Adkins, W. S. (Walter Scott), 1890-1956
Walter Scott Adkins was born on December 24, 1890, orphaned at the age of twelve, and raised by his uncle. Adkins earned a B.S. from the University of Tennessee in 1910 with one of the highest scholastic averages in university history. He pursued graduate studies in entomology at Tennessee and later at Columbia University, where he focused on the study of Drosophila. Adkins soon became a professor at Texas Christian University (TCU) from 1913-1915, before moving to teach anatomy at the Illinois Medical School (1916-1918) and Baylor Medical School in Dallas (1918-1919). He then took a position with the Texas Bureau of Economic Geology from 1919-1921 and the Mexican petroleum firm El Aguila (1921-1925). In 1925, Adkins departed for France and studied at the Sorbonne under Emil Haug and Leon Perviquiere. Returning to Texas in 1926, he rejoined the Bureau of Economic Geology until accepting a job with Shell Development Company in 1934 as chief stratographer and head of special problems research. Adkins remained with Shell until his retirement in 1950.

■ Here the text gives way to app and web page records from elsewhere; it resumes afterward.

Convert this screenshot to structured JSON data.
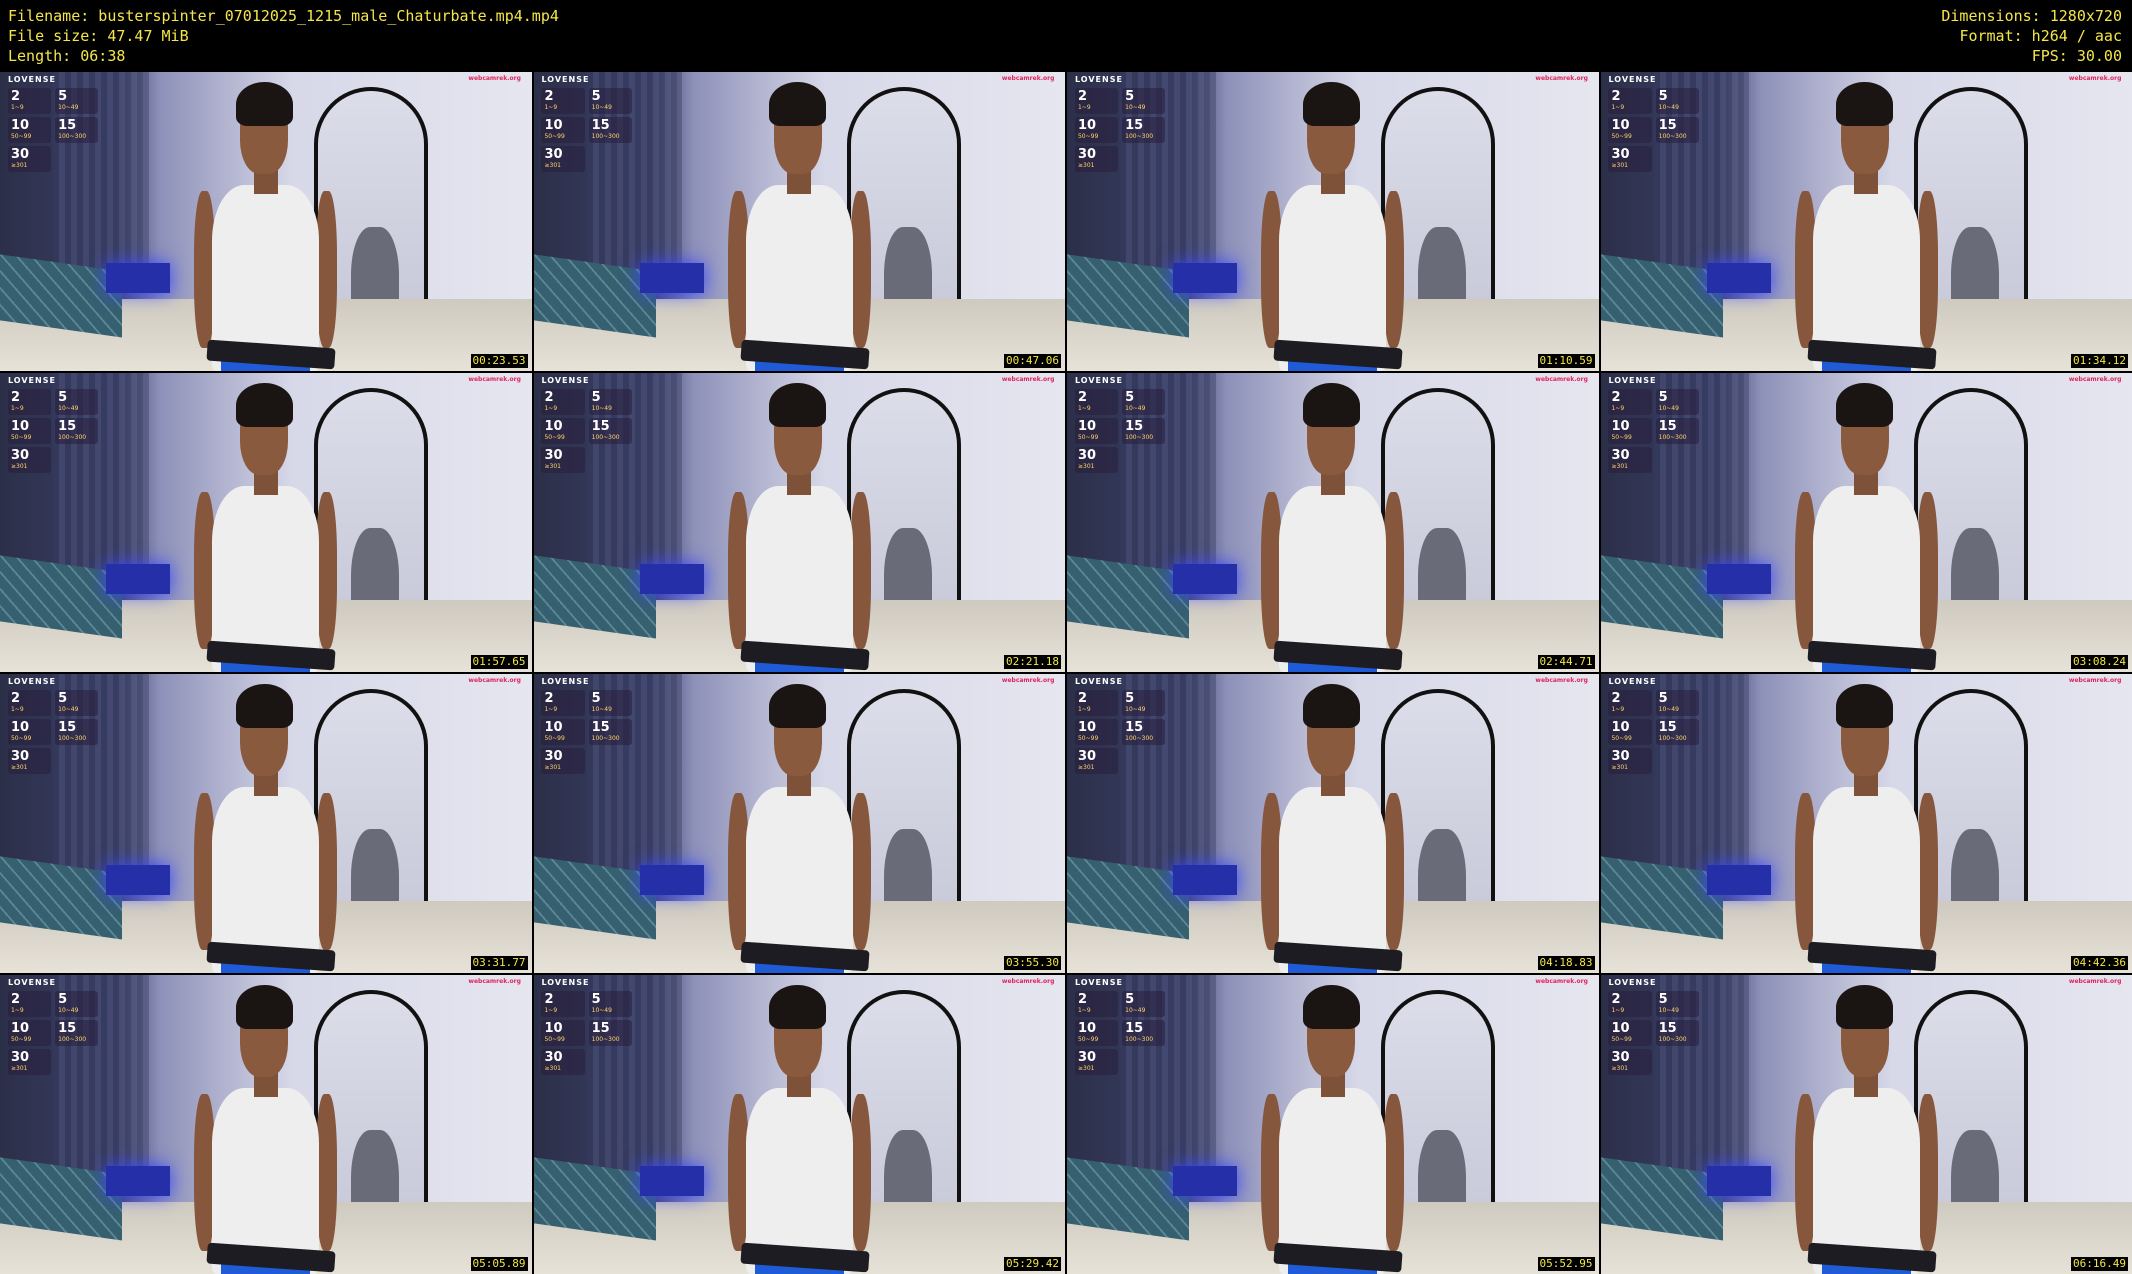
{
  "header": {
    "filename_line": "Filename: busterspinter_07012025_1215_male_Chaturbate.mp4.mp4",
    "filesize_line": "File size: 47.47 MiB",
    "length_line": "Length: 06:38",
    "dimensions_line": "Dimensions: 1280x720",
    "format_line": "Format: h264 / aac",
    "fps_line": "FPS: 30.00"
  },
  "overlay": {
    "brand": "LOVENSE",
    "tiers": [
      {
        "value": "2",
        "range": "1~9"
      },
      {
        "value": "5",
        "range": "10~49"
      },
      {
        "value": "10",
        "range": "50~99"
      },
      {
        "value": "15",
        "range": "100~300"
      },
      {
        "value": "30",
        "range": "≥301"
      }
    ],
    "watermark": "webcamrek.org"
  },
  "thumbnails": [
    {
      "timestamp": "00:23.53"
    },
    {
      "timestamp": "00:47.06"
    },
    {
      "timestamp": "01:10.59"
    },
    {
      "timestamp": "01:34.12"
    },
    {
      "timestamp": "01:57.65"
    },
    {
      "timestamp": "02:21.18"
    },
    {
      "timestamp": "02:44.71"
    },
    {
      "timestamp": "03:08.24"
    },
    {
      "timestamp": "03:31.77"
    },
    {
      "timestamp": "03:55.30"
    },
    {
      "timestamp": "04:18.83"
    },
    {
      "timestamp": "04:42.36"
    },
    {
      "timestamp": "05:05.89"
    },
    {
      "timestamp": "05:29.42"
    },
    {
      "timestamp": "05:52.95"
    },
    {
      "timestamp": "06:16.49"
    }
  ]
}
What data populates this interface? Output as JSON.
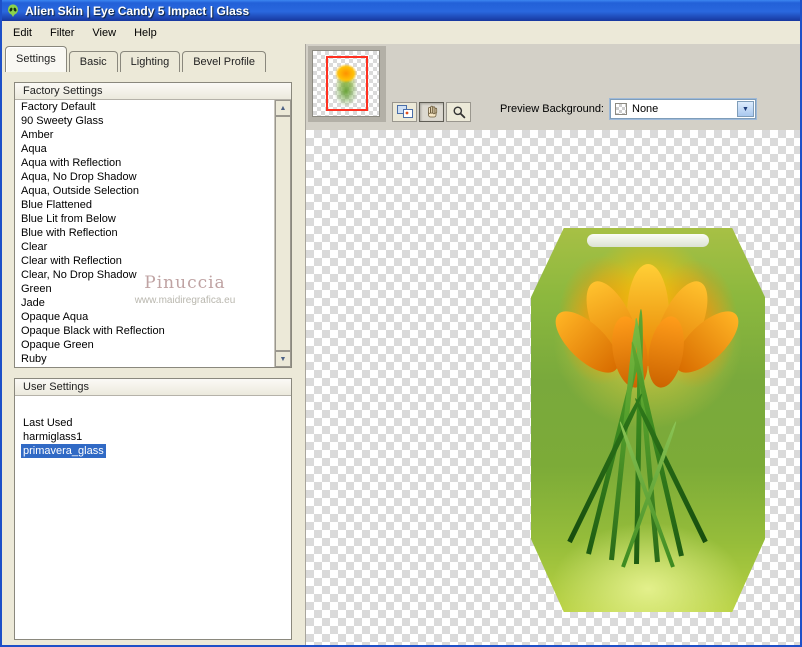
{
  "window": {
    "title": "Alien Skin | Eye Candy 5 Impact | Glass"
  },
  "menu": {
    "items": [
      {
        "label": "Edit"
      },
      {
        "label": "Filter"
      },
      {
        "label": "View"
      },
      {
        "label": "Help"
      }
    ]
  },
  "tabs": {
    "items": [
      {
        "label": "Settings",
        "active": true
      },
      {
        "label": "Basic",
        "active": false
      },
      {
        "label": "Lighting",
        "active": false
      },
      {
        "label": "Bevel Profile",
        "active": false
      }
    ]
  },
  "factory_settings": {
    "title": "Factory Settings",
    "items": [
      "Factory Default",
      "90 Sweety Glass",
      "Amber",
      "Aqua",
      "Aqua with Reflection",
      "Aqua, No Drop Shadow",
      "Aqua, Outside Selection",
      "Blue Flattened",
      "Blue Lit from Below",
      "Blue with Reflection",
      "Clear",
      "Clear with Reflection",
      "Clear, No Drop Shadow",
      "Green",
      "Jade",
      "Opaque Aqua",
      "Opaque Black with Reflection",
      "Opaque Green",
      "Ruby"
    ]
  },
  "user_settings": {
    "title": "User Settings",
    "items": [
      {
        "label": "Last Used",
        "selected": false
      },
      {
        "label": "harmiglass1",
        "selected": false
      },
      {
        "label": "primavera_glass",
        "selected": true
      }
    ]
  },
  "watermark": {
    "name": "Pinuccia",
    "url": "www.maidiregrafica.eu"
  },
  "preview_controls": {
    "background_label": "Preview Background:",
    "background_value": "None"
  },
  "icons": {
    "scroll_up": "▲",
    "scroll_down": "▼",
    "dropdown_arrow": "▼"
  },
  "colors": {
    "titlebar_blue": "#2260d8",
    "selection_blue": "#316ac5",
    "panel_beige": "#ece9d8",
    "preview_gray": "#d3d0c7",
    "checker_light": "#ffffff",
    "checker_dark": "#dadada",
    "glass_green": "#7cab38",
    "flower_orange": "#ff9200",
    "selection_box_red": "#ff3020"
  }
}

Among his many accolades, Adkins was chosen as the first paleontologist to hold a John Guggenheim Memorial Fellowship in 1931. He is well-remembered for his books Handbook of Texas Cretaceous Fossils (1928) and Mesozoic Systems in Texas (1933). Adkins' work on the distribution of shoestring and barrier sands in the subsurface of the Miocene and the origin and migration of oil were also particularly important. Adkins was married twice, and died on September 22, 1956. He is buried in Austin.